In order to overturn the juvenile court’s decision to terminate a person’s parental rights, the result must be against the clear weight of the evidence or leave the appellate court with a firm and definite conviction that a mistake has been made. (In re B.R., 2007 UT 82, ‘1 12, 171 P.3d 435 (citation omitted)). The appellate court reviews the juvenile court’s factual findings based upon the clearly erroneous standard. (In re E.R., 2001 UT App 66, ¶ 11, 21 P.3d 680). A finding of fact is clearly erroneous only when, in light of the evidence supporting the finding, it is against the clear weight of the evidence. (See id.) Further, the appellate courts give the juvenile court a wide latitude of discretion as to the judgments arrived at based upon not only the court’s opportunity to judge credibility firsthand, but also based on the juvenile court judges’ special training, experience and interest in this field. (Id. (citations and internal quotation marks omitted)). Finally, when a foundation for the court’s decision exists in the evidence, an appellate court may not engage in a reweighing of the evidence. (In re B.R., 2007 UT 82, ¶ 12)
Mother argued that there was insufficient evidence to demonstrate grounds supporting termination of her parental rights. The juvenile court based its termination decision on several grounds, including failure of parental adjustment. (See Utah Code § 78A-6-507(1)(e))
Here, the children were removed from Mother’s care primarily due to her drug use. In an effort to effectuate the service plan designed to reunite Mother with her children, the Division of Child and Family Services (DCFS) assisted in placing Mother into long term residential drug treatment. However, while Mother was still in treatment, she tested positive for amphetamines and admitted that she had used methamphetamine while in treatment. She also admitted to caring for her children while under the influence of methamphetamine. Despite the failed test, Mother was given the option to remain in the rehabilitation program, but she refused and left the program. After that point she failed to submit to random drug tests.
Further, the father of the children wrote a letter to DCFS explaining that Mother had been spending time with him every time she obtained a pass from the treatment facility, despite rules against it. He also expressed concern about Mother taking care of the children because she had informed him that it was her intent to return to her drug use soon after finishing her treatment. The evidence presented to the juvenile court demonstrated that Mother was either unable or unwilling to substantially correct the circumstances, conduct, or conditions that led to the placement of her children outside her home. See id. § 78A-6-502(2). Accordingly, there was sufficient evidence to support the juvenile court’s determination that there was a failure of parental adjustment.

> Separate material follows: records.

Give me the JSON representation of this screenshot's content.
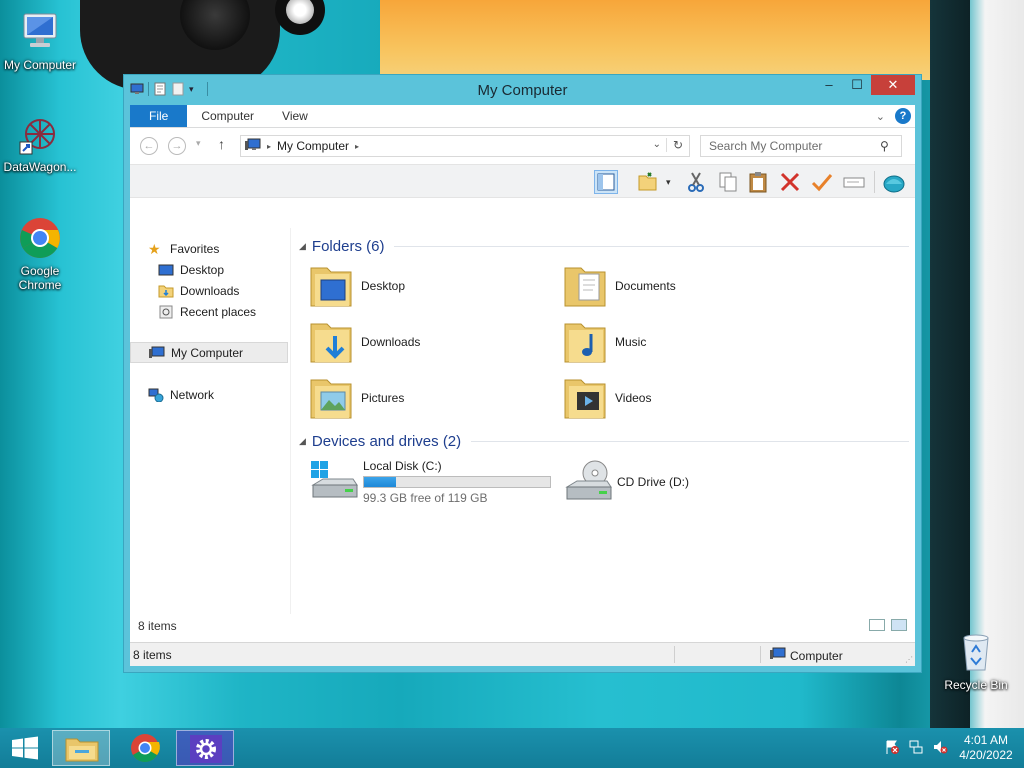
{
  "desktop": {
    "icons": [
      {
        "label": "My Computer"
      },
      {
        "label": "DataWagon..."
      },
      {
        "label": "Google Chrome"
      },
      {
        "label": "Recycle Bin"
      }
    ]
  },
  "window": {
    "title": "My Computer",
    "ribbon_tabs": [
      "File",
      "Computer",
      "View"
    ],
    "address": {
      "crumb": "My Computer"
    },
    "search": {
      "placeholder": "Search My Computer"
    }
  },
  "nav_pane": {
    "favorites": "Favorites",
    "items": [
      "Desktop",
      "Downloads",
      "Recent places"
    ],
    "computer": "My Computer",
    "network": "Network"
  },
  "content": {
    "folders_header": "Folders (6)",
    "folders": [
      "Desktop",
      "Documents",
      "Downloads",
      "Music",
      "Pictures",
      "Videos"
    ],
    "drives_header": "Devices and drives (2)",
    "drives": [
      {
        "name": "Local Disk (C:)",
        "free": "99.3 GB free of 119 GB",
        "used_fraction": 0.17
      },
      {
        "name": "CD Drive (D:)"
      }
    ]
  },
  "status": {
    "items_inner": "8 items",
    "items_bar": "8 items",
    "zone": "Computer"
  },
  "taskbar": {
    "time": "4:01 AM",
    "date": "4/20/2022"
  },
  "colors": {
    "accent": "#1979ca",
    "close": "#c7403a",
    "window_frame": "#5bc3da",
    "taskbar": "#1a91ad"
  }
}
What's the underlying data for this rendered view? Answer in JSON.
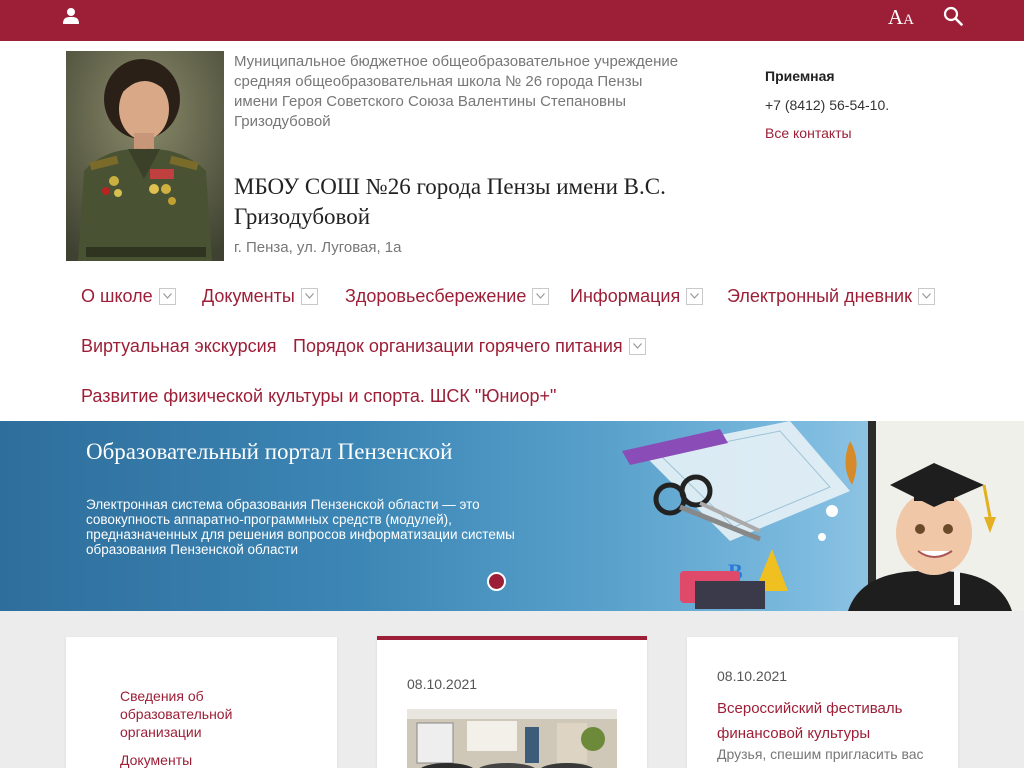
{
  "colors": {
    "accent": "#9c1f37",
    "banner_blue": "#3c86b5",
    "content_bg": "#ececec"
  },
  "topbar": {
    "user_icon": "user-icon",
    "font_size_big": "A",
    "font_size_small": "A",
    "search_icon": "search-icon"
  },
  "header": {
    "org_full_line1": "Муниципальное бюджетное общеобразовательное учреждение средняя общеобразовательная школа № 26 города Пензы",
    "org_full_line2": "имени Героя Советского Союза Валентины Степановны Гризодубовой",
    "org_short": "МБОУ СОШ №26 города Пензы имени В.С. Гризодубовой",
    "address": "г. Пенза, ул. Луговая, 1а",
    "contacts": {
      "label": "Приемная",
      "phone": "+7 (8412) 56-54-10.",
      "all_contacts": "Все контакты"
    }
  },
  "nav": {
    "items": [
      {
        "label": "О школе",
        "has_dropdown": true
      },
      {
        "label": "Документы",
        "has_dropdown": true
      },
      {
        "label": "Здоровьесбережение",
        "has_dropdown": true
      },
      {
        "label": "Информация",
        "has_dropdown": true
      },
      {
        "label": "Электронный дневник",
        "has_dropdown": true
      },
      {
        "label": "Виртуальная экскурсия",
        "has_dropdown": false
      },
      {
        "label": "Порядок организации горячего питания",
        "has_dropdown": true
      },
      {
        "label": "Развитие физической культуры и спорта. ШСК \"Юниор+\"",
        "has_dropdown": false
      }
    ]
  },
  "banner": {
    "title": "Образовательный портал Пензенской",
    "text": "Электронная система образования Пензенской области — это совокупность аппаратно-программных средств (модулей), предназначенных для решения вопросов информатизации системы образования Пензенской области"
  },
  "sidebar": {
    "links": [
      "Сведения об образовательной организации",
      "Документы"
    ]
  },
  "news": [
    {
      "date": "08.10.2021"
    },
    {
      "date": "08.10.2021",
      "title": "Всероссийский фестиваль финансовой культуры",
      "text": "Друзья, спешим пригласить вас"
    }
  ]
}
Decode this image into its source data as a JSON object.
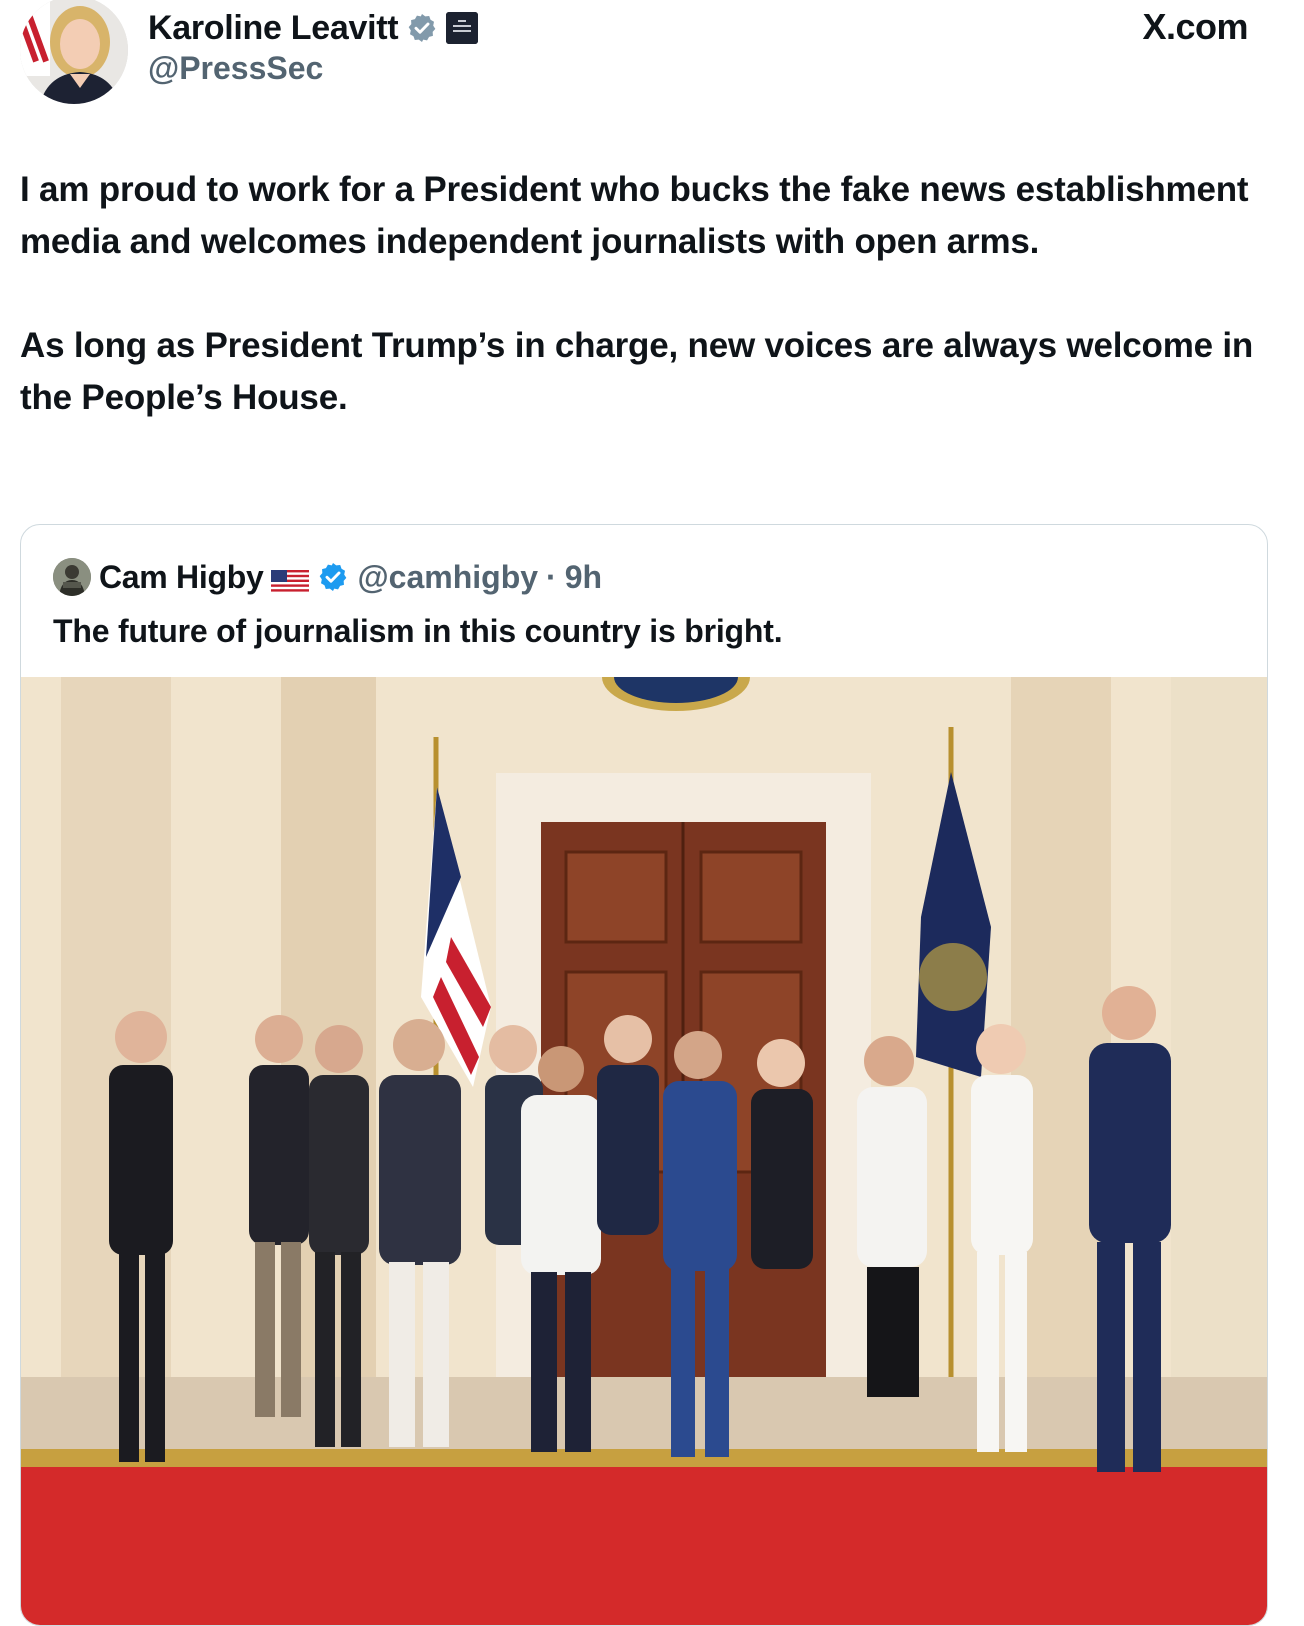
{
  "post": {
    "author": {
      "name": "Karoline Leavitt",
      "handle": "@PressSec",
      "verified": true,
      "verified_badge_color": "#829aab",
      "affiliation_badge_text": "The WHITE HOUSE"
    },
    "source_label": "X.com",
    "text_paragraphs": [
      "I am proud to work for a President who bucks the fake news establishment media and welcomes independent journalists with open arms.",
      "As long as President Trump’s in charge, new voices are always welcome in the People’s House."
    ]
  },
  "quote": {
    "author": {
      "name": "Cam Higby",
      "flag": "🇺🇸",
      "verified": true,
      "verified_badge_color": "#1d9bf0",
      "handle": "@camhigby",
      "separator": "·",
      "time": "9h"
    },
    "text": "The future of journalism in this country is bright.",
    "image": {
      "subject": "group-photo",
      "people_count": 12
    }
  },
  "colors": {
    "text_primary": "#0f1419",
    "text_secondary": "#536471",
    "border": "#cfd9de",
    "carpet": "#d42a2a",
    "door": "#7a3520",
    "wall": "#f1e4cd"
  },
  "icons": {
    "verified": "verified-badge-icon",
    "affiliation": "white-house-badge-icon",
    "flag": "us-flag-icon"
  }
}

The evidence also supported the juvenile court’s determination that it was in the best interests of the children to terminate Mother’s parental rights. Mother had a continuing battle with drug use that rendered her unable to adequately care for her children. Additionally, and at the time of trial Mother did not have stable housing or the financial means to support the children. At the same time, the children’s foster parents wished to adopt them. The foster parents met all of the financial and emotional needs of the children, and the foster parents provided stability for the children that Mother was incapable of offering. Thus, evidence in the record supported the juvenile court’s determination that it was in the best interests of the children to terminate Mother’s parental rights.
Utah Family Law, LC | divorceutah.com | 801-466-9277